# Dataset entries
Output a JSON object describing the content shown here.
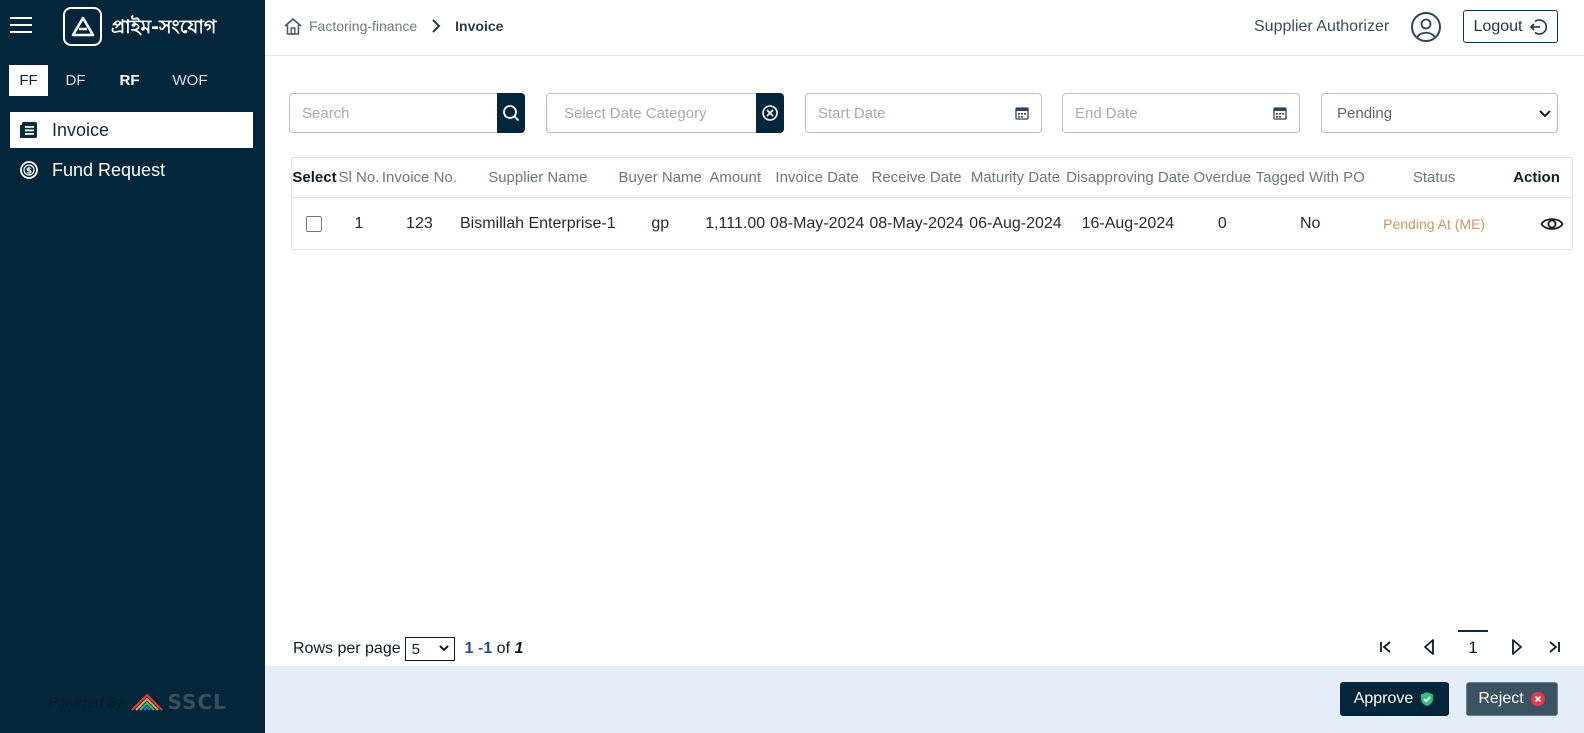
{
  "brand": {
    "name": "প্রাইম-সংযোগ"
  },
  "sidebar": {
    "tabs": [
      "FF",
      "DF",
      "RF",
      "WOF"
    ],
    "items": [
      {
        "label": "Invoice",
        "icon": "invoice-list-icon"
      },
      {
        "label": "Fund Request",
        "icon": "dollar-circle-icon"
      }
    ],
    "powered_by": "Powered By",
    "powered_brand": "SSCL"
  },
  "header": {
    "breadcrumb": {
      "parent": "Factoring-finance",
      "current": "Invoice"
    },
    "user_role": "Supplier Authorizer",
    "logout_label": "Logout"
  },
  "filters": {
    "search_placeholder": "Search",
    "date_category_placeholder": "Select Date Category",
    "start_date_placeholder": "Start Date",
    "end_date_placeholder": "End Date",
    "status_selected": "Pending"
  },
  "table": {
    "columns": [
      "Select",
      "Sl No.",
      "Invoice No.",
      "Supplier Name",
      "Buyer Name",
      "Amount",
      "Invoice Date",
      "Receive Date",
      "Maturity Date",
      "Disapproving Date",
      "Overdue",
      "Tagged With PO",
      "Status",
      "Action"
    ],
    "rows": [
      {
        "sl": "1",
        "invoice_no": "123",
        "supplier": "Bismillah Enterprise-1",
        "buyer": "gp",
        "amount": "1,111.00",
        "invoice_date": "08-May-2024",
        "receive_date": "08-May-2024",
        "maturity_date": "06-Aug-2024",
        "disapproving_date": "16-Aug-2024",
        "overdue": "0",
        "tagged_po": "No",
        "status": "Pending At (ME)"
      }
    ]
  },
  "pagination": {
    "rows_per_page_label": "Rows per page",
    "rows_per_page_value": "5",
    "range_start": "1",
    "range_sep": " -",
    "range_end": "1",
    "range_of": " of ",
    "total": "1",
    "current_page": "1"
  },
  "actions": {
    "approve_label": "Approve",
    "reject_label": "Reject"
  },
  "colors": {
    "sidebar_bg": "#04263b",
    "footer_bg": "#e3eef9",
    "status_pending": "#d19363",
    "approve_check": "#2ec27e",
    "reject_x": "#e53950"
  }
}
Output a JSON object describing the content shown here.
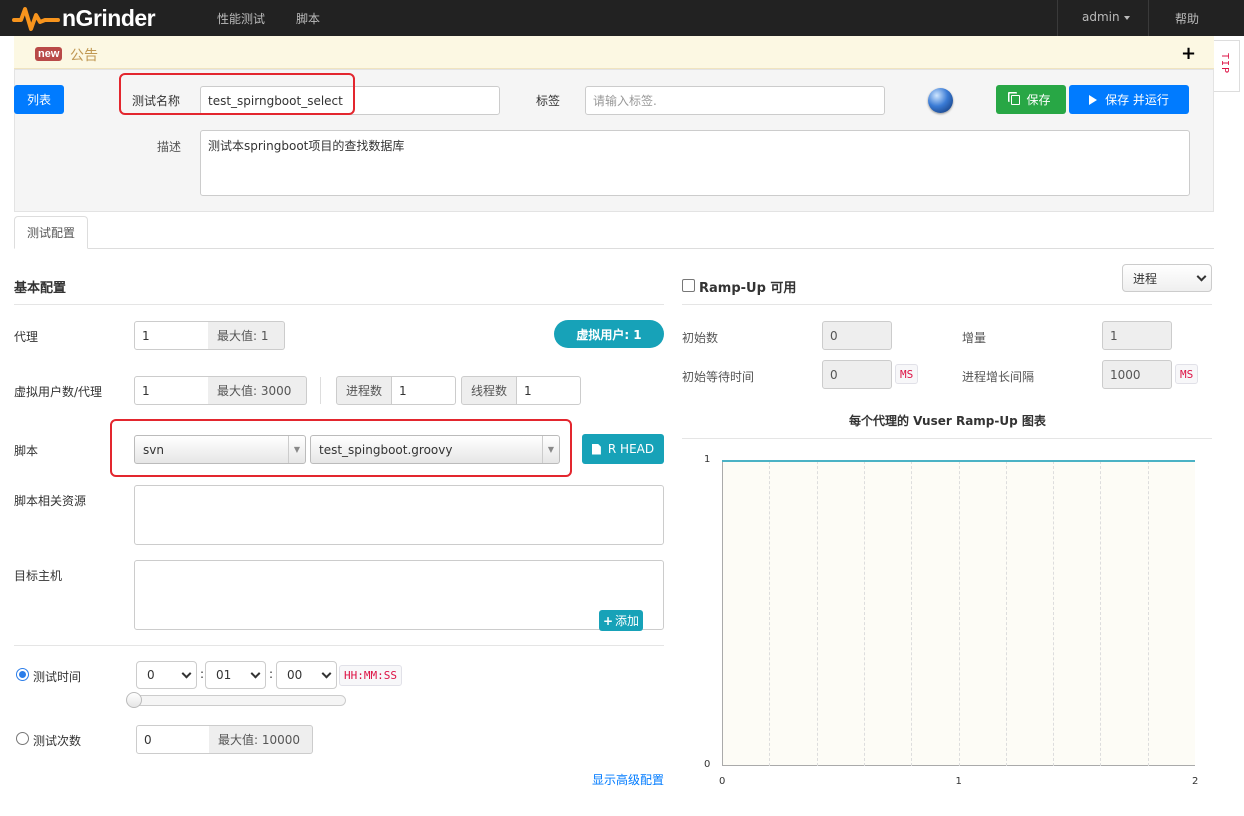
{
  "navbar": {
    "brand": "nGrinder",
    "links": [
      "性能测试",
      "脚本"
    ],
    "user": "admin",
    "help": "帮助"
  },
  "notice": {
    "badge": "new",
    "title": "公告",
    "expand": "+",
    "tip": "TIP"
  },
  "header": {
    "list_button": "列表",
    "test_name_label": "测试名称",
    "test_name_value": "test_spirngboot_select",
    "tag_label": "标签",
    "tag_placeholder": "请输入标签.",
    "save_button": "保存",
    "save_run_button": "保存 并运行",
    "desc_label": "描述",
    "desc_value": "测试本springboot项目的查找数据库"
  },
  "tabs": [
    "测试配置"
  ],
  "basic": {
    "title": "基本配置",
    "agent_label": "代理",
    "agent_value": "1",
    "agent_max": "最大值: 1",
    "vuser_badge": "虚拟用户: 1",
    "vuser_per_agent_label": "虚拟用户数/代理",
    "vuser_value": "1",
    "vuser_max": "最大值: 3000",
    "process_label": "进程数",
    "process_value": "1",
    "thread_label": "线程数",
    "thread_value": "1",
    "script_label": "脚本",
    "script_repo": "svn",
    "script_file": "test_spingboot.groovy",
    "rhead_button": "R HEAD",
    "resources_label": "脚本相关资源",
    "target_host_label": "目标主机",
    "add_button": "添加",
    "duration_label": "测试时间",
    "duration_h": "0",
    "duration_m": "01",
    "duration_s": "00",
    "duration_format": "HH:MM:SS",
    "duration_selected": true,
    "run_count_label": "测试次数",
    "run_count_value": "0",
    "run_count_max": "最大值: 10000",
    "advanced_link": "显示高级配置"
  },
  "rampup": {
    "enable_label": "Ramp-Up 可用",
    "enabled": false,
    "type_select": "进程",
    "initial_count_label": "初始数",
    "initial_count_value": "0",
    "increment_label": "增量",
    "increment_value": "1",
    "initial_sleep_label": "初始等待时间",
    "initial_sleep_value": "0",
    "interval_label": "进程增长间隔",
    "interval_value": "1000",
    "ms_unit": "MS",
    "chart_title": "每个代理的 Vuser Ramp-Up 图表"
  },
  "colors": {
    "primary": "#007bff",
    "success": "#28a745",
    "info": "#17a2b8",
    "highlight": "#e3262e",
    "line": "#4bb2c5"
  },
  "chart_data": {
    "type": "line",
    "title": "每个代理的 Vuser Ramp-Up 图表",
    "x": [
      0,
      2
    ],
    "series": [
      {
        "values": [
          1,
          1
        ]
      }
    ],
    "xticks": [
      "0",
      "1",
      "2"
    ],
    "yticks": [
      "0",
      "1"
    ],
    "xlim": [
      0,
      2
    ],
    "ylim": [
      0,
      1
    ],
    "grid": true
  }
}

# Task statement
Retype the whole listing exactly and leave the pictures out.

# Result below
Output a JSON object describing the content shown here.
{
  "brand": {
    "name": "প্রাইম-সংযোগ"
  },
  "sidebar": {
    "tabs": [
      "FF",
      "DF",
      "RF",
      "WOF"
    ],
    "items": [
      {
        "label": "Invoice",
        "icon": "invoice-list-icon"
      },
      {
        "label": "Fund Request",
        "icon": "dollar-circle-icon"
      }
    ],
    "powered_by": "Powered By",
    "powered_brand": "SSCL"
  },
  "header": {
    "breadcrumb": {
      "parent": "Factoring-finance",
      "current": "Invoice"
    },
    "user_role": "Supplier Authorizer",
    "logout_label": "Logout"
  },
  "filters": {
    "search_placeholder": "Search",
    "date_category_placeholder": "Select Date Category",
    "start_date_placeholder": "Start Date",
    "end_date_placeholder": "End Date",
    "status_selected": "Pending"
  },
  "table": {
    "columns": [
      "Select",
      "Sl No.",
      "Invoice No.",
      "Supplier Name",
      "Buyer Name",
      "Amount",
      "Invoice Date",
      "Receive Date",
      "Maturity Date",
      "Disapproving Date",
      "Overdue",
      "Tagged With PO",
      "Status",
      "Action"
    ],
    "rows": [
      {
        "sl": "1",
        "invoice_no": "123",
        "supplier": "Bismillah Enterprise-1",
        "buyer": "gp",
        "amount": "1,111.00",
        "invoice_date": "08-May-2024",
        "receive_date": "08-May-2024",
        "maturity_date": "06-Aug-2024",
        "disapproving_date": "16-Aug-2024",
        "overdue": "0",
        "tagged_po": "No",
        "status": "Pending At (ME)"
      }
    ]
  },
  "pagination": {
    "rows_per_page_label": "Rows per page",
    "rows_per_page_value": "5",
    "range_start": "1",
    "range_sep": " -",
    "range_end": "1",
    "range_of": " of ",
    "total": "1",
    "current_page": "1"
  },
  "actions": {
    "approve_label": "Approve",
    "reject_label": "Reject"
  },
  "colors": {
    "sidebar_bg": "#04263b",
    "footer_bg": "#e3eef9",
    "status_pending": "#d19363",
    "approve_check": "#2ec27e",
    "reject_x": "#e53950"
  }
}
Output a JSON object describing the content shown here.
{
  "navbar": {
    "brand": "nGrinder",
    "links": [
      "性能测试",
      "脚本"
    ],
    "user": "admin",
    "help": "帮助"
  },
  "notice": {
    "badge": "new",
    "title": "公告",
    "expand": "+",
    "tip": "TIP"
  },
  "header": {
    "list_button": "列表",
    "test_name_label": "测试名称",
    "test_name_value": "test_spirngboot_select",
    "tag_label": "标签",
    "tag_placeholder": "请输入标签.",
    "save_button": "保存",
    "save_run_button": "保存 并运行",
    "desc_label": "描述",
    "desc_value": "测试本springboot项目的查找数据库"
  },
  "tabs": [
    "测试配置"
  ],
  "basic": {
    "title": "基本配置",
    "agent_label": "代理",
    "agent_value": "1",
    "agent_max": "最大值: 1",
    "vuser_badge": "虚拟用户: 1",
    "vuser_per_agent_label": "虚拟用户数/代理",
    "vuser_value": "1",
    "vuser_max": "最大值: 3000",
    "process_label": "进程数",
    "process_value": "1",
    "thread_label": "线程数",
    "thread_value": "1",
    "script_label": "脚本",
    "script_repo": "svn",
    "script_file": "test_spingboot.groovy",
    "rhead_button": "R HEAD",
    "resources_label": "脚本相关资源",
    "target_host_label": "目标主机",
    "add_button": "添加",
    "duration_label": "测试时间",
    "duration_h": "0",
    "duration_m": "01",
    "duration_s": "00",
    "duration_format": "HH:MM:SS",
    "duration_selected": true,
    "run_count_label": "测试次数",
    "run_count_value": "0",
    "run_count_max": "最大值: 10000",
    "advanced_link": "显示高级配置"
  },
  "rampup": {
    "enable_label": "Ramp-Up 可用",
    "enabled": false,
    "type_select": "进程",
    "initial_count_label": "初始数",
    "initial_count_value": "0",
    "increment_label": "增量",
    "increment_value": "1",
    "initial_sleep_label": "初始等待时间",
    "initial_sleep_value": "0",
    "interval_label": "进程增长间隔",
    "interval_value": "1000",
    "ms_unit": "MS",
    "chart_title": "每个代理的 Vuser Ramp-Up 图表"
  },
  "colors": {
    "primary": "#007bff",
    "success": "#28a745",
    "info": "#17a2b8",
    "highlight": "#e3262e",
    "line": "#4bb2c5"
  },
  "chart_data": {
    "type": "line",
    "title": "每个代理的 Vuser Ramp-Up 图表",
    "x": [
      0,
      2
    ],
    "series": [
      {
        "values": [
          1,
          1
        ]
      }
    ],
    "xticks": [
      "0",
      "1",
      "2"
    ],
    "yticks": [
      "0",
      "1"
    ],
    "xlim": [
      0,
      2
    ],
    "ylim": [
      0,
      1
    ],
    "grid": true
  }
}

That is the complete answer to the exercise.